                The recent movie on Netflix, I Care A Lot, features the actress Alicia Witt playing the corrupt Dr. Karen Amos, who finds unsuspecting patients and connects them to a crooked legal guardian named Marla Grayson, played by Rosamund Pike. Marla compensates Karen with stock options for her part in the conspiracy in the fictional scheme, which involved sending otherwise healthy geriatric patients to nursing homes because they were supposedly unable to care for themselves.

               Now comes word of a real-life criminal case involving a conspiracy to commit healthcare fraud that is equally outrageous. According to the Department of Justice, the CEO of a Texas-based company called Novus and Optimum Health Services has pleaded guilty to a $60 million scheme in which his company billed Medicare and Medicaid hospice patients for fraudulent services. According to the U.S. Attorney’s Office, Bradley Harris, a CPA, scammed the federal healthcare programs out of millions of dollars by accessing patients’ confidential medical information to recruit hospice patients. He then sent people to pose as insurance agents who induced patients to sign paperwork that would allow Novus to bill for hospice services.

               In addition to the fraudulent billing, Harris also admitted to paying doctors to certify patients as terminally ill without examining them and providing blank signed prescriptions that Harris used to obtain and distribute controlled substances. For their services, the doctors were paid $150 per certification. It boggles the mind that educated, well-compensated, and otherwise intelligent physicians would risk losing their medical licenses and going to prison for $150.

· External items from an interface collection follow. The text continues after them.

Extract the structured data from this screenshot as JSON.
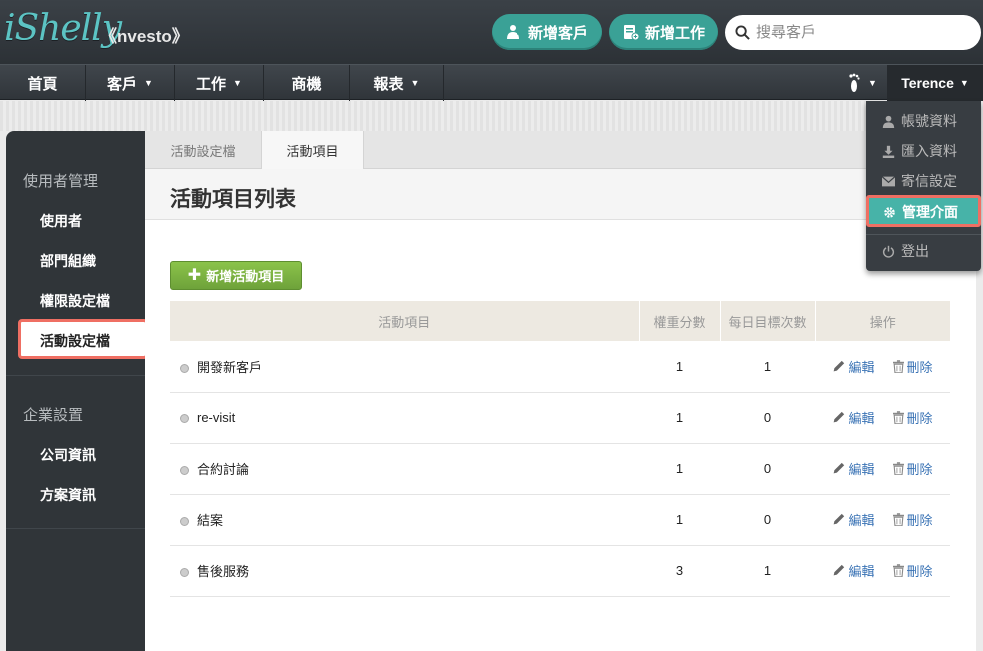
{
  "brand": {
    "logo": "iShelly",
    "name": "《nvesto》"
  },
  "header": {
    "new_customer": "新增客戶",
    "new_task": "新增工作",
    "search_placeholder": "搜尋客戶"
  },
  "nav": {
    "home": "首頁",
    "customers": "客戶",
    "tasks": "工作",
    "opportunities": "商機",
    "reports": "報表",
    "user": "Terence"
  },
  "user_menu": {
    "account": "帳號資料",
    "import": "匯入資料",
    "mail": "寄信設定",
    "admin": "管理介面",
    "logout": "登出"
  },
  "sidebar": {
    "group1": "使用者管理",
    "users": "使用者",
    "departments": "部門組織",
    "permissions": "權限設定檔",
    "activity_settings": "活動設定檔",
    "group2": "企業設置",
    "company": "公司資訊",
    "plan": "方案資訊"
  },
  "tabs": {
    "settings": "活動設定檔",
    "items": "活動項目"
  },
  "page": {
    "title": "活動項目列表",
    "add_button": "新增活動項目"
  },
  "table": {
    "headers": {
      "item": "活動項目",
      "weight": "權重分數",
      "target": "每日目標次數",
      "ops": "操作"
    },
    "edit": "編輯",
    "delete": "刪除",
    "rows": [
      {
        "name": "開發新客戶",
        "weight": "1",
        "target": "1"
      },
      {
        "name": "re-visit",
        "weight": "1",
        "target": "0"
      },
      {
        "name": "合約討論",
        "weight": "1",
        "target": "0"
      },
      {
        "name": "結案",
        "weight": "1",
        "target": "0"
      },
      {
        "name": "售後服務",
        "weight": "3",
        "target": "1"
      }
    ]
  }
}
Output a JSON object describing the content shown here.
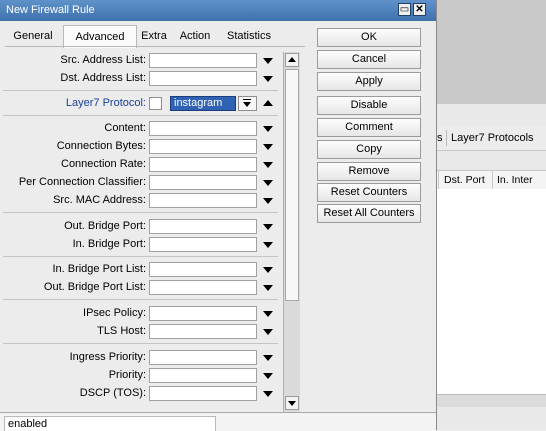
{
  "background": {
    "tabs": {
      "partial": "s",
      "active": "Layer7 Protocols"
    },
    "columns": [
      "Dst. Port",
      "In. Inter"
    ]
  },
  "dialog": {
    "title": "New Firewall Rule",
    "tabs": [
      "General",
      "Advanced",
      "Extra",
      "Action",
      "Statistics"
    ],
    "active_tab": "Advanced",
    "fields": [
      {
        "label": "Src. Address List:",
        "value": ""
      },
      {
        "label": "Dst. Address List:",
        "value": ""
      },
      {
        "label": "Content:",
        "value": ""
      },
      {
        "label": "Connection Bytes:",
        "value": ""
      },
      {
        "label": "Connection Rate:",
        "value": ""
      },
      {
        "label": "Per Connection Classifier:",
        "value": ""
      },
      {
        "label": "Src. MAC Address:",
        "value": ""
      },
      {
        "label": "Out. Bridge Port:",
        "value": ""
      },
      {
        "label": "In. Bridge Port:",
        "value": ""
      },
      {
        "label": "In. Bridge Port List:",
        "value": ""
      },
      {
        "label": "Out. Bridge Port List:",
        "value": ""
      },
      {
        "label": "IPsec Policy:",
        "value": ""
      },
      {
        "label": "TLS Host:",
        "value": ""
      },
      {
        "label": "Ingress Priority:",
        "value": ""
      },
      {
        "label": "Priority:",
        "value": ""
      },
      {
        "label": "DSCP (TOS):",
        "value": ""
      }
    ],
    "layer7": {
      "label": "Layer7 Protocol:",
      "value": "instagram",
      "negate": false
    },
    "buttons": [
      "OK",
      "Cancel",
      "Apply",
      "Disable",
      "Comment",
      "Copy",
      "Remove",
      "Reset Counters",
      "Reset All Counters"
    ],
    "status": "enabled"
  }
}
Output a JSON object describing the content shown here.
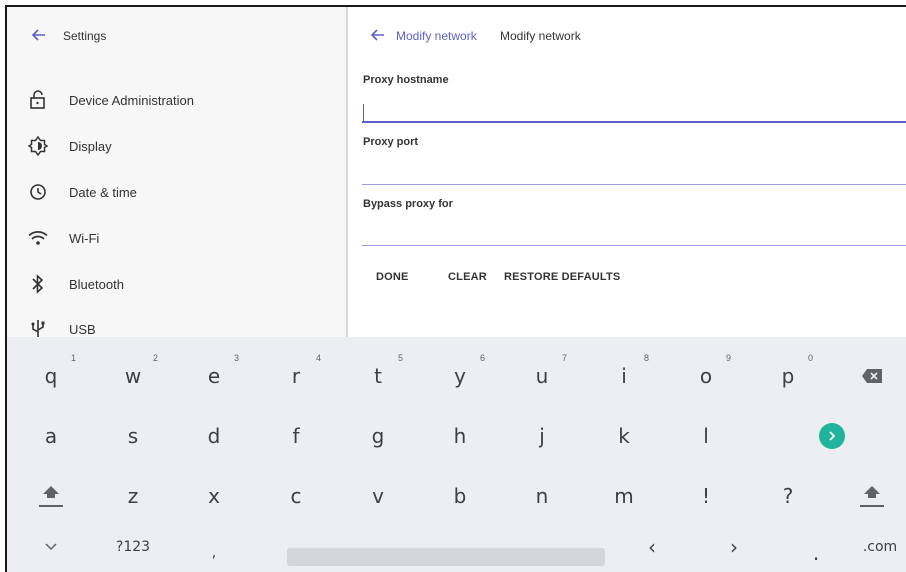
{
  "left": {
    "title": "Settings",
    "items": [
      {
        "label": "Device Administration",
        "icon": "lock-open-icon"
      },
      {
        "label": "Display",
        "icon": "brightness-icon"
      },
      {
        "label": "Date & time",
        "icon": "clock-icon"
      },
      {
        "label": "Wi-Fi",
        "icon": "wifi-icon"
      },
      {
        "label": "Bluetooth",
        "icon": "bluetooth-icon"
      },
      {
        "label": "USB",
        "icon": "usb-icon"
      }
    ]
  },
  "right": {
    "breadcrumb_link": "Modify network",
    "breadcrumb_current": "Modify network",
    "fields": {
      "proxy_hostname": {
        "label": "Proxy hostname",
        "value": ""
      },
      "proxy_port": {
        "label": "Proxy port",
        "value": ""
      },
      "bypass": {
        "label": "Bypass proxy for",
        "value": ""
      }
    },
    "actions": {
      "done": "DONE",
      "clear": "CLEAR",
      "restore": "RESTORE DEFAULTS"
    }
  },
  "keyboard": {
    "row1": [
      {
        "key": "q",
        "hint": "1"
      },
      {
        "key": "w",
        "hint": "2"
      },
      {
        "key": "e",
        "hint": "3"
      },
      {
        "key": "r",
        "hint": "4"
      },
      {
        "key": "t",
        "hint": "5"
      },
      {
        "key": "y",
        "hint": "6"
      },
      {
        "key": "u",
        "hint": "7"
      },
      {
        "key": "i",
        "hint": "8"
      },
      {
        "key": "o",
        "hint": "9"
      },
      {
        "key": "p",
        "hint": "0"
      }
    ],
    "row2": [
      "a",
      "s",
      "d",
      "f",
      "g",
      "h",
      "j",
      "k",
      "l"
    ],
    "row3": [
      "z",
      "x",
      "c",
      "v",
      "b",
      "n",
      "m",
      "!",
      "?"
    ],
    "row4": {
      "symbols": "?123",
      "comma": ",",
      "left_arrow": "‹",
      "right_arrow": "›",
      "period": ".",
      "dotcom": ".com"
    }
  },
  "colors": {
    "accent": "#5b5fc7",
    "enter": "#22b39e",
    "keyboard_bg": "#eceef1"
  }
}
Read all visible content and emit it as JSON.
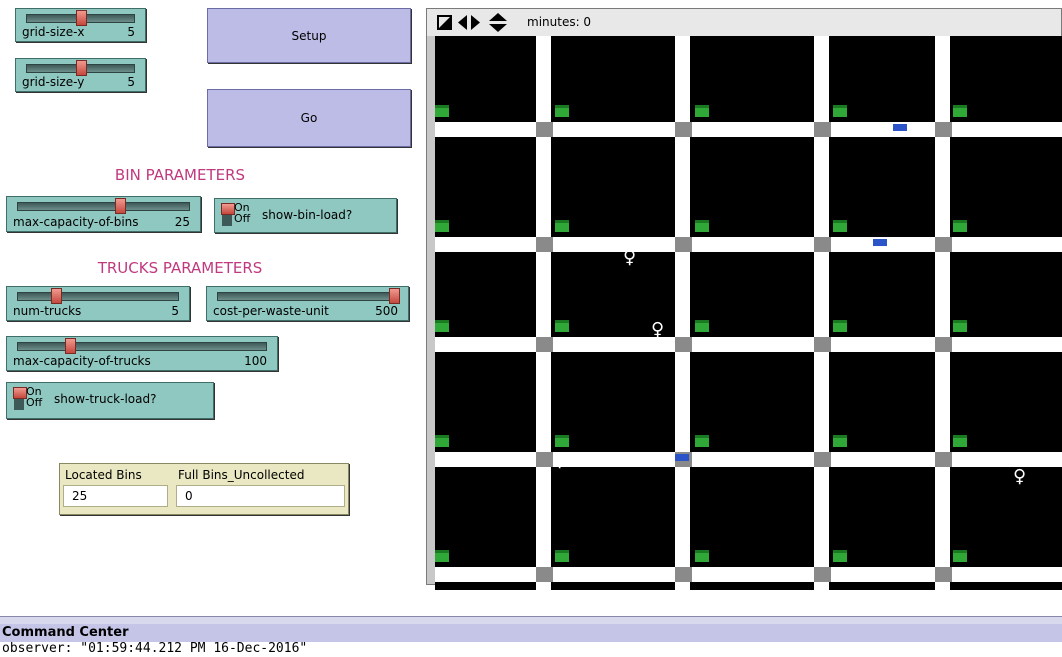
{
  "sliders": {
    "grid_size_x": {
      "label": "grid-size-x",
      "value": "5",
      "fraction": 0.5
    },
    "grid_size_y": {
      "label": "grid-size-y",
      "value": "5",
      "fraction": 0.5
    },
    "max_capacity_of_bins": {
      "label": "max-capacity-of-bins",
      "value": "25",
      "fraction": 0.6
    },
    "num_trucks": {
      "label": "num-trucks",
      "value": "5",
      "fraction": 0.22
    },
    "cost_per_waste_unit": {
      "label": "cost-per-waste-unit",
      "value": "500",
      "fraction": 1.0
    },
    "max_capacity_of_trucks": {
      "label": "max-capacity-of-trucks",
      "value": "100",
      "fraction": 0.2
    }
  },
  "buttons": {
    "setup": "Setup",
    "go": "Go"
  },
  "headings": {
    "bin": "BIN PARAMETERS",
    "trucks": "TRUCKS PARAMETERS"
  },
  "switches": {
    "show_bin_load": {
      "label": "show-bin-load?",
      "on": "On",
      "off": "Off",
      "state": "off"
    },
    "show_truck_load": {
      "label": "show-truck-load?",
      "on": "On",
      "off": "Off",
      "state": "off"
    }
  },
  "monitors": {
    "located_bins": {
      "label": "Located Bins",
      "value": "25"
    },
    "full_bins": {
      "label": "Full Bins_Uncollected",
      "value": "0"
    }
  },
  "view": {
    "ticks": "minutes: 0"
  },
  "command_center": {
    "title": "Command Center",
    "output": "observer: \"01:59:44.212 PM 16-Dec-2016\""
  },
  "colors": {
    "slider": "#8fc8c0",
    "button": "#bcbce6",
    "heading": "#c0397e",
    "monitor": "#eae8c2",
    "bin": "#2fa838",
    "truck": "#2b54c8"
  },
  "icons": [
    "zoom-icon",
    "horizontal-arrows-icon",
    "vertical-arrows-icon",
    "bin-icon",
    "truck-icon",
    "person-icon"
  ]
}
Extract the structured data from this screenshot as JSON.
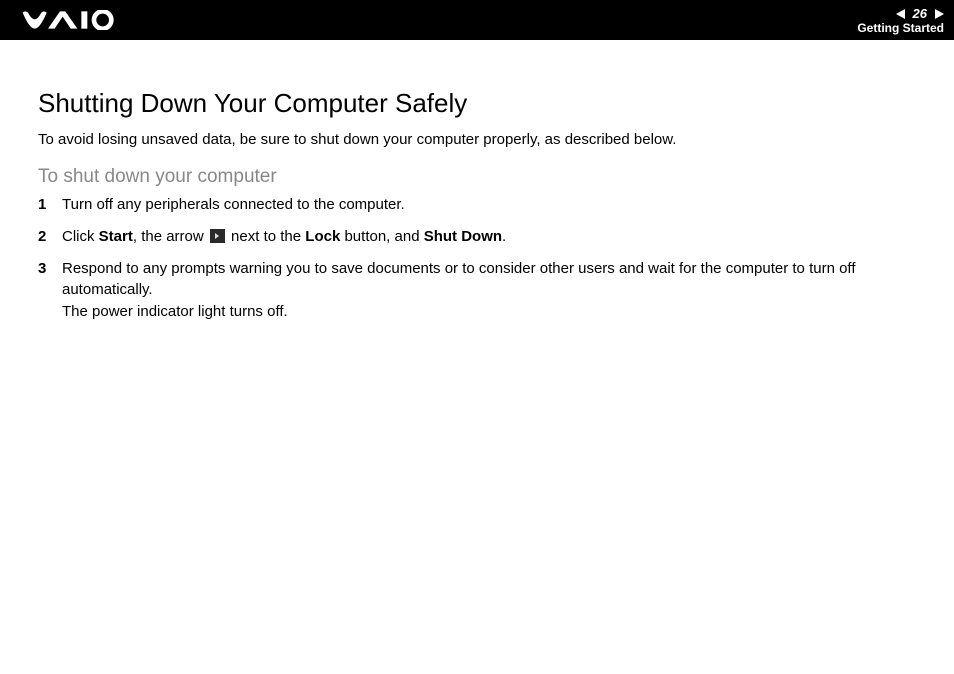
{
  "header": {
    "page_number": "26",
    "section": "Getting Started"
  },
  "page": {
    "title": "Shutting Down Your Computer Safely",
    "intro": "To avoid losing unsaved data, be sure to shut down your computer properly, as described below.",
    "subtitle": "To shut down your computer",
    "steps": {
      "s1": "Turn off any peripherals connected to the computer.",
      "s2": {
        "a": "Click ",
        "b": "Start",
        "c": ", the arrow ",
        "d": " next to the ",
        "e": "Lock",
        "f": " button, and ",
        "g": "Shut Down",
        "h": "."
      },
      "s3": {
        "a": "Respond to any prompts warning you to save documents or to consider other users and wait for the computer to turn off automatically.",
        "b": "The power indicator light turns off."
      }
    }
  }
}
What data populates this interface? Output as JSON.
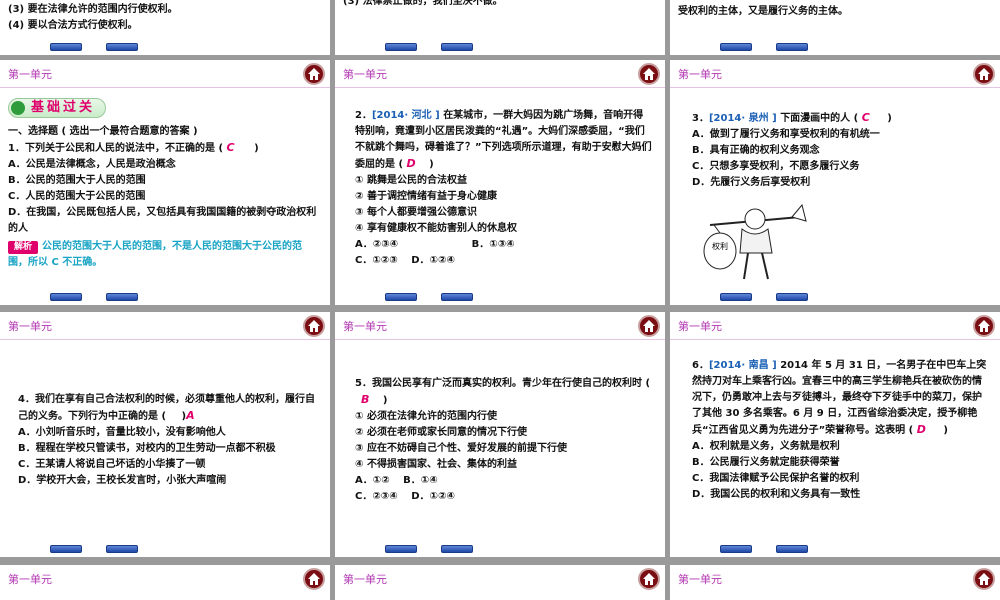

How can a scenario like “I Care A Lot” happen in real life?

               In plea papers, Harris admitted to crimes that occurred between 2012 and 2016 and involved at least ten other co-conspirators. According to FBI Dallas Special Agent in Charge Matthew DeSarno, “In addition to causing fraudulent billing for tens of millions of dollars, Mr. Harris preyed upon patients and families that did not have a true understanding of Novus and hospice services. The core of the company was rooted in deception, and the lack of physician oversight allowed Mr. Harris to make medical decisions for his own financial benefit.” So far, 16 defendants have been charged in the case; Harris faces up to 14 years in federal prison when he is sentenced on August 3rd.

               As far-fetched as this scheme in Texas was, perhaps stranger than fiction, no doubt there are other schemes currently happening that haven’t yet been investigated. Let’s hope that scammers see this news and realize that the penalties aren’t worth the risk.

Taking advantage of hospice and nursing home patients for personal gain are major crimes and must be prosecuted to the full extent of the law.

Attorney Wendy York of York Law Firm specializes in prosecuting elder abuse, nursing home abuse and wrongful death cases in California. If you or a loved one is in need of legal services please contact Wendy York today.